• Records for processing

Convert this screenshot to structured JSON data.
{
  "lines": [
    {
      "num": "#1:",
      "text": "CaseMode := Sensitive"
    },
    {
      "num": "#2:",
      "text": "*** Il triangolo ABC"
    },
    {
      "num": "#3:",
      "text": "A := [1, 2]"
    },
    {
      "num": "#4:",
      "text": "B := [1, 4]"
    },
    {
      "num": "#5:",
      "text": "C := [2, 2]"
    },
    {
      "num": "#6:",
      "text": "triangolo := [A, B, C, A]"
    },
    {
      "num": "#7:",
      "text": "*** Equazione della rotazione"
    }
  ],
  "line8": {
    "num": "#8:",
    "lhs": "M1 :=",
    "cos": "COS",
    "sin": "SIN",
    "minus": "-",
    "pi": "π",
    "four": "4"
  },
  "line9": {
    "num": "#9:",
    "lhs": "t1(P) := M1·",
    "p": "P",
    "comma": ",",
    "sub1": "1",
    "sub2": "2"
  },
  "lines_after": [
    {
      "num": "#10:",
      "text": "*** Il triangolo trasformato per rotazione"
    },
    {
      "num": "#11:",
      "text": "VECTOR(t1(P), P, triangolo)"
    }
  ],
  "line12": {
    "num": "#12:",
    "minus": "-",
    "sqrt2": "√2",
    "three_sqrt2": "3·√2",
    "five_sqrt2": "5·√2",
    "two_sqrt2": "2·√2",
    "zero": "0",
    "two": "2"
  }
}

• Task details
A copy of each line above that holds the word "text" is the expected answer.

• Finished task
      "text": "CaseMode := Sensitive"
      "text": "*** Il triangolo ABC"
      "text": "A := [1, 2]"
      "text": "B := [1, 4]"
      "text": "C := [2, 2]"
      "text": "triangolo := [A, B, C, A]"
      "text": "*** Equazione della rotazione"
      "text": "*** Il triangolo trasformato per rotazione"
      "text": "VECTOR(t1(P), P, triangolo)"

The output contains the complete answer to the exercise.